We’ll be having none of the territorial malarkey from a few years back when we were held under siege and defensive weaponry became a necessity, just to go and collect the post. In the space of just one night the strategically vital steps from the house to the top of the hill fell into enemy talons and were held that way through round the clock surveillance and patrols. Skirmishes at the border often followed a theme. Mike (red coat) was often singled out for attack and the poor post lady (red van), even chased off down the road. I’ve no doubt she carries the trauma with her to this day.

 
 

 

The omens do not look good. This year’s Ptolemy (impossible to say whether it is the same one) has established a guard post in the exact same spot as the last one did – under a clump of lonicera bushes alongside the foot of the steps. I can see it from the kitchen window. He spent lunchtime yesterday standing to attention dead centre of the bottom step, gleaming like a well polished copper kettle and magnificent in the sunshine but nevertheless in full and uncompromising possession of his ground.

 
 

 

Pheasant permitting and garden fork at the ready, at long last it’s time to get out there and get things done. The borders look better for it already. At least they do if you wander no farther than the back door, don blinkers and squint. It’s a start.

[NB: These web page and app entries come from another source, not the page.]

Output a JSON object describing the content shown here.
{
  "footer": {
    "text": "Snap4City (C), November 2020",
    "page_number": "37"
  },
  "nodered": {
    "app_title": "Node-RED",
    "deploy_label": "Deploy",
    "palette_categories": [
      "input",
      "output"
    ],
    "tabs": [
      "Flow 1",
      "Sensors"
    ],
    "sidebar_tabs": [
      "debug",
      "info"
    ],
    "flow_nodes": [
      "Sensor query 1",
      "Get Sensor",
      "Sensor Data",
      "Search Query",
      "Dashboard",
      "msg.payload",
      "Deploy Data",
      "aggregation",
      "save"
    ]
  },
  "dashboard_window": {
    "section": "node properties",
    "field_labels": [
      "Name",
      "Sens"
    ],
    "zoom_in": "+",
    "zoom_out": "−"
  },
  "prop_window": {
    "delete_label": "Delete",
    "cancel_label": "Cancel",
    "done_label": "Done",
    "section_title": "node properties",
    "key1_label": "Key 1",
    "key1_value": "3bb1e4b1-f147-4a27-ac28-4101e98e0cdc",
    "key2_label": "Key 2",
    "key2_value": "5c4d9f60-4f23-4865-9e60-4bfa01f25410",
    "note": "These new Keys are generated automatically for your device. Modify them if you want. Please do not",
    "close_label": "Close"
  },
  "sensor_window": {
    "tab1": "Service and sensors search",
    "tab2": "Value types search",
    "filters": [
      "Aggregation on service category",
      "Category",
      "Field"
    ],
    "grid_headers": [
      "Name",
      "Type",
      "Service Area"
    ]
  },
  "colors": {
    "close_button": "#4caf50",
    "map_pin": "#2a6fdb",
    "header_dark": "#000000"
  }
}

Rather than get into inward recriminations about bolting horses and stable doors, or any other form of self flagellation for that matter, I have quietly erased ‘mulch tender perennials’ from the to-do list. Such items have a tendency to remain there long after their sell by date and we shall now just have to wait and see what has managed to survive the winter, in spite of the gardener’s neglect.

 
 

 

Agapanthus ‘Indigo Dreams’

It doesn’t take much to raise the spirits at the start of spring. The tiniest flash of green, just where you need it to be, that’ll do it for me.